-- Work instruction --
Although the records contain pictures, the copy should leave them out and match everything else exactly.

-- Given data --
>>
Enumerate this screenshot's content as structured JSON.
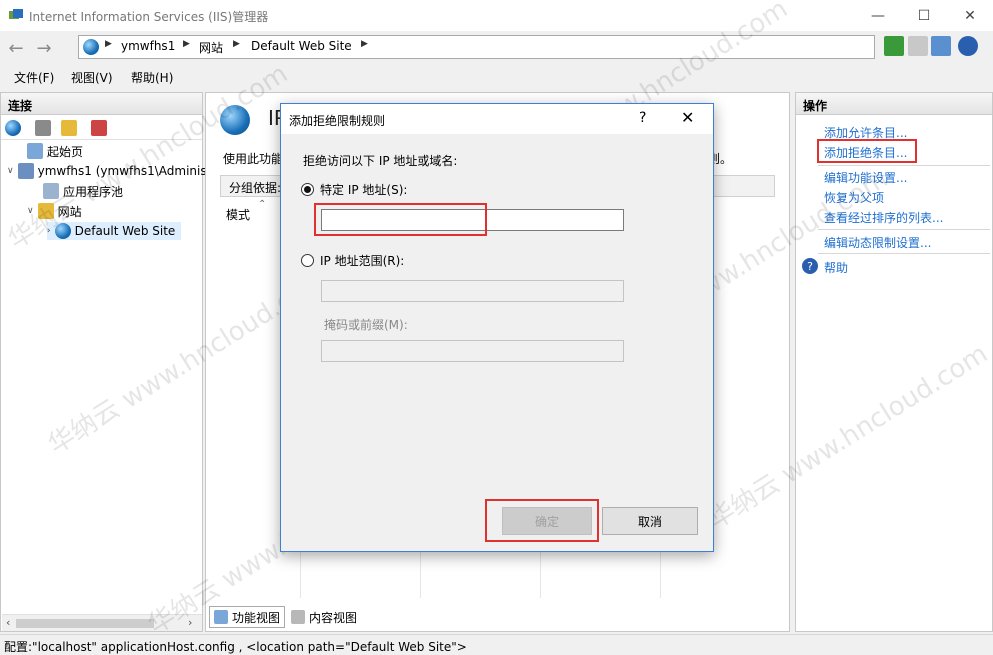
{
  "window": {
    "title": "Internet Information Services (IIS)管理器",
    "controls": [
      "—",
      "☐",
      "✕"
    ]
  },
  "address": {
    "crumbs": [
      "ymwfhs1",
      "网站",
      "Default Web Site"
    ]
  },
  "menu": [
    "文件(F)",
    "视图(V)",
    "帮助(H)"
  ],
  "connections": {
    "header": "连接",
    "tree": [
      {
        "label": "起始页"
      },
      {
        "label": "ymwfhs1 (ymwfhs1\\Adminis"
      },
      {
        "label": "应用程序池"
      },
      {
        "label": "网站"
      },
      {
        "label": "Default Web Site"
      }
    ]
  },
  "center": {
    "title": "IP",
    "desc": "使用此功能",
    "desc_tail": "则。",
    "group_label": "分组依据:",
    "column": "模式"
  },
  "view_tabs": [
    "功能视图",
    "内容视图"
  ],
  "actions": {
    "header": "操作",
    "links": [
      "添加允许条目...",
      "添加拒绝条目...",
      "编辑功能设置...",
      "恢复为父项",
      "查看经过排序的列表...",
      "编辑动态限制设置...",
      "帮助"
    ]
  },
  "status": "配置:\"localhost\" applicationHost.config , <location path=\"Default Web Site\">",
  "dialog": {
    "title": "添加拒绝限制规则",
    "help": "?",
    "close": "✕",
    "deny_label": "拒绝访问以下 IP 地址或域名:",
    "specific_ip_label": "特定 IP 地址(S):",
    "specific_ip_value": "",
    "range_label": "IP 地址范围(R):",
    "range_value": "",
    "mask_label": "掩码或前缀(M):",
    "mask_value": "",
    "ok": "确定",
    "cancel": "取消"
  },
  "watermark": "华纳云 www.hncloud.com",
  "colors": {
    "accent": "#1e6fd0",
    "highlight": "#e0312f",
    "dialog_border": "#3c7fd6"
  }
}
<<
-- Task solution --
Enumerate this screenshot's content as structured JSON.
{
  "window": {
    "title": "Internet Information Services (IIS)管理器",
    "controls": [
      "—",
      "☐",
      "✕"
    ]
  },
  "address": {
    "crumbs": [
      "ymwfhs1",
      "网站",
      "Default Web Site"
    ]
  },
  "menu": [
    "文件(F)",
    "视图(V)",
    "帮助(H)"
  ],
  "connections": {
    "header": "连接",
    "tree": [
      {
        "label": "起始页"
      },
      {
        "label": "ymwfhs1 (ymwfhs1\\Adminis"
      },
      {
        "label": "应用程序池"
      },
      {
        "label": "网站"
      },
      {
        "label": "Default Web Site"
      }
    ]
  },
  "center": {
    "title": "IP",
    "desc": "使用此功能",
    "desc_tail": "则。",
    "group_label": "分组依据:",
    "column": "模式"
  },
  "view_tabs": [
    "功能视图",
    "内容视图"
  ],
  "actions": {
    "header": "操作",
    "links": [
      "添加允许条目...",
      "添加拒绝条目...",
      "编辑功能设置...",
      "恢复为父项",
      "查看经过排序的列表...",
      "编辑动态限制设置...",
      "帮助"
    ]
  },
  "status": "配置:\"localhost\" applicationHost.config , <location path=\"Default Web Site\">",
  "dialog": {
    "title": "添加拒绝限制规则",
    "help": "?",
    "close": "✕",
    "deny_label": "拒绝访问以下 IP 地址或域名:",
    "specific_ip_label": "特定 IP 地址(S):",
    "specific_ip_value": "",
    "range_label": "IP 地址范围(R):",
    "range_value": "",
    "mask_label": "掩码或前缀(M):",
    "mask_value": "",
    "ok": "确定",
    "cancel": "取消"
  },
  "watermark": "华纳云 www.hncloud.com",
  "colors": {
    "accent": "#1e6fd0",
    "highlight": "#e0312f",
    "dialog_border": "#3c7fd6"
  }
}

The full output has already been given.